But these aren’t solitary creatures; they come arranged in long chains that can be observed under the microscope. Thanks to Gram staining, another typical practice done in labs everywhere, Streptococcus pyogenes shows up purple – a true “Gram-positive” bacterium.
But here’s where things get absolutely fascinating for me. The working landscape for this bacterium is blood agar plates, where they grow and thrive.
Trust me when I say that what happens next is pure biochemical drama—Streptococcus pyogenes produces hemolysins, toxins that break down red blood cells, leading to their destruction or ‘hemolysis.’
This bacterium extends its dominance by displaying clear zones around colonies as red blood cells are lysed entirely—an action we pros call Beta-hemolysis.
So yes — understanding these morphological and hemolytic properties not only helps us identify Streptococcus pyogenes but also adds heaps of style points to the entire bacterial world!
Identification of different variants within this family, such as Streptococcus pneumoniae, Streptococcus pyogenes, and other related species, is critical in clinical settings for effective treatment.
It involves a combination of biochemical tests, serological typing, and molecular methods to distinguish between the various streptococcal species.
Remember, these are just some of the many ways that scientists work out what they’re dealing with when it comes to classifying Streptococcus pyogenes and other bacterial strains. Like detectives solving a mystery, each clue narrows down possibilities till we get our culprit!
Modern science has blessed us with some incredibly advanced techniques, like DNA Analysis and Next Generation Sequencing, that have revolutionized the way I identify bacteria such as Streptococcus pyogenes.
With DNA analysis, I can understand the intrinsic genetic makeup of these organisms. This not only helps me confirm their identity but also equips me with an understanding of potential resistance patterns, which informs effective treatment decisions.
Next Generation Sequencing raises this bar even further by sequencing millions of small fragments of DNA simultaneously.
When it comes to our culprit, Streptococcus pyogenes, this technological marvel offers me insight into its evolution and pattern of spread in a community or geographical region.
By comparing different strains at the genomic level, I gain intelligent insight into how they are related and how they have evolved or adapted over time.
In essence, these modern methods go beyond just identifying Streptococcus pyogenes; they provide a holistic picture that includes everything from its lineage to its probable future movements – all contributing to more effective disease control strategies.

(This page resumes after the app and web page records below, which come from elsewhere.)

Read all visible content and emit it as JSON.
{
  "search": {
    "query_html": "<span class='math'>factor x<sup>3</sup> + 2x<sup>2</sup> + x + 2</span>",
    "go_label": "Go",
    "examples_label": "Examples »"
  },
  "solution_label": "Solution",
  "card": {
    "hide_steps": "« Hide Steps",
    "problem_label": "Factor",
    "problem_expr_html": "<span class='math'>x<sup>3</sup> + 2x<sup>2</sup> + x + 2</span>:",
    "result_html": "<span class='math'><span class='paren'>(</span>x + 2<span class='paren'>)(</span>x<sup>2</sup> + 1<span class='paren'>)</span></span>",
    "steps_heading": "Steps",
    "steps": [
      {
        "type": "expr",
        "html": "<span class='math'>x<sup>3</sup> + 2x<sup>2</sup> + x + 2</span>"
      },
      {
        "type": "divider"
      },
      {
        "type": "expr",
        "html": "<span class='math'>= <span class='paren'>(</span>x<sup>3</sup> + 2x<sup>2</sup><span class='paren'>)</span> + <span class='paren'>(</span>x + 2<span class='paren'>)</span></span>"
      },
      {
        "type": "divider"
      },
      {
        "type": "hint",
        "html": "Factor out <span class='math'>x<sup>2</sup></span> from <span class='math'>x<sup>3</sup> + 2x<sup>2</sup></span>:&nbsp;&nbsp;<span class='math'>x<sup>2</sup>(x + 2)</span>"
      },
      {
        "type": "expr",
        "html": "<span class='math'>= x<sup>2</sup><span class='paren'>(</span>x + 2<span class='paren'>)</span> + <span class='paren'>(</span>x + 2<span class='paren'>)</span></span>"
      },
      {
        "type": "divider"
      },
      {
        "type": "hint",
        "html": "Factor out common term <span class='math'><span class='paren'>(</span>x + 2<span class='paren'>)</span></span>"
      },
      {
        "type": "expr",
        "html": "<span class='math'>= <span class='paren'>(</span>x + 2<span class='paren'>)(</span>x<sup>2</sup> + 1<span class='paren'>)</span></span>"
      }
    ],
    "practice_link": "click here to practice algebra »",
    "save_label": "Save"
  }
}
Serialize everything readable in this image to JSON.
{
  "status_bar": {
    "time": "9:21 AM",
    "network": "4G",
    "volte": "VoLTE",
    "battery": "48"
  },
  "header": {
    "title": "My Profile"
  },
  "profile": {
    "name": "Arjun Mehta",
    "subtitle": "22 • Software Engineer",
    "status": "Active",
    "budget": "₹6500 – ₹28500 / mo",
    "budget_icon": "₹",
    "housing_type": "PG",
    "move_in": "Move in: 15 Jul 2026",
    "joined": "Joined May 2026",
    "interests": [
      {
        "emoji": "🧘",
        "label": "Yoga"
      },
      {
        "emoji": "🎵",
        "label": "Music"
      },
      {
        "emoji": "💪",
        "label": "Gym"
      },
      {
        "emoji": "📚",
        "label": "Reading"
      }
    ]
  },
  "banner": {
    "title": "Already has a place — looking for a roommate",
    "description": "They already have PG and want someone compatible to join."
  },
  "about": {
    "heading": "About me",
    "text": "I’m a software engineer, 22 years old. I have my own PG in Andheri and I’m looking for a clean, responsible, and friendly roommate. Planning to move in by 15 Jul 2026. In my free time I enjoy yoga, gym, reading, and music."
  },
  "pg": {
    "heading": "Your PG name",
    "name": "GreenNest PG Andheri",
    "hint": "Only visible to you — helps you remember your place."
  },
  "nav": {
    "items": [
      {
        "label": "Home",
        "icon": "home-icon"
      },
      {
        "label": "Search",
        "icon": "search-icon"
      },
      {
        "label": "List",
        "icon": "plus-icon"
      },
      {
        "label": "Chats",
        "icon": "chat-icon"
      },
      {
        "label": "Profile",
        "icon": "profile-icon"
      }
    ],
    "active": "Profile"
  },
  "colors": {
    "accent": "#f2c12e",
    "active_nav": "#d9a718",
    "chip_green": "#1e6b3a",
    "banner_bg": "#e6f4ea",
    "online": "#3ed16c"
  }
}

Streptococcus Pyogenes predominantly causes common illnesses such as strep throat and skin infections like impetigo, but it can also lead to severe diseases, including toxic shock syndrome and rheumatic fever.
Biochemical tests work by reacting with specific enzymes or metabolic characteristics of Streptococcus pyogenes, allowing for its identification.
Its resilient nature and ability to survive in the throat or on the skin’s surface enable easy transfer through close contact or droplets from coughs or sneezes.
Some people may be more susceptible because of weaker immune responses; others may carry this bacterium without symptoms, silent carriers who unwittingly spread it.
Serotyping, particularly Lancefield grouping based on their cell wall carbohydrate composition—plays a pivotal role in differentiating between various members within the ‘strepcoccaceae’ family.
In the end, it’s fascinating to unravel the mysteries of Streptococcus pyogenes – a bacterium that packs quite a punch. Biochemical tests play a pivotal role in the identification and understanding of its behavior, helping researchers take significant strides in combating diseases this bacterium causes.
Moreover, the constant evolution of these bacteria makes it essential to keep discovering new methods for their detection and control. As they say, ‘knowledge is power’; I indeed hope that we keep empowered in our ongoing tussle with these microscopic yet influential organisms!